> [Supplied material]:
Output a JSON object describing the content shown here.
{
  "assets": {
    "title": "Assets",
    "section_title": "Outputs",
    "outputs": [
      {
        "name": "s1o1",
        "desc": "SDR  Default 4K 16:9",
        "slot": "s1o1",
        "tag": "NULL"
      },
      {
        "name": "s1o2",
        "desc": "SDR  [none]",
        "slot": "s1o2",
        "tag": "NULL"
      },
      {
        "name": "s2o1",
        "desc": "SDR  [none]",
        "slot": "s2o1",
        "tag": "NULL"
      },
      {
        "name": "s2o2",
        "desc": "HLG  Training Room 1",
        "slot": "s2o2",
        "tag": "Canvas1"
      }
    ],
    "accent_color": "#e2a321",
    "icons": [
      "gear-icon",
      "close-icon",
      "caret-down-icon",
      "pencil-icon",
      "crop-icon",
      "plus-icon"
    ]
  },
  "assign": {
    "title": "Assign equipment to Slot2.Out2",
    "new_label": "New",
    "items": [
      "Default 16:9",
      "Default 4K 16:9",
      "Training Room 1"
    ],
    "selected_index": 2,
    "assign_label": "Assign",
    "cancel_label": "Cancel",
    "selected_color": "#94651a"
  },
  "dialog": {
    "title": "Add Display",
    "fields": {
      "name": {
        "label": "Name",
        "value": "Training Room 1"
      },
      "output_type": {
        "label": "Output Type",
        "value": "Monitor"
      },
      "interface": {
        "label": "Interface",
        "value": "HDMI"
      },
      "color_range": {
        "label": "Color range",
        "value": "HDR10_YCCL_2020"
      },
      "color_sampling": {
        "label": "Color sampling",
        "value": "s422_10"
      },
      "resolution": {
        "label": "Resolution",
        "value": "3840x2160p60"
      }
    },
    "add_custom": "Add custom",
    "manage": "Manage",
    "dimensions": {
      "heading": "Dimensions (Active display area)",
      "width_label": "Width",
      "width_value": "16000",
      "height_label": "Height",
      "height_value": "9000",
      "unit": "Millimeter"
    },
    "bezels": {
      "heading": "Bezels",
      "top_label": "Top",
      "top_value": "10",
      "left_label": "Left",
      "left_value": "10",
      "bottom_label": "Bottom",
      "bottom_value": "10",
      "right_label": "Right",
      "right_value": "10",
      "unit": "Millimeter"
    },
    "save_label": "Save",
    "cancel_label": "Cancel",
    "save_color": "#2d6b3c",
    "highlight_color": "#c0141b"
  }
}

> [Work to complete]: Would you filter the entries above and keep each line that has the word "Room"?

> [Task answer]:
        "desc": "HLG  Training Room 1",
      "Training Room 1"
        "value": "Training Room 1"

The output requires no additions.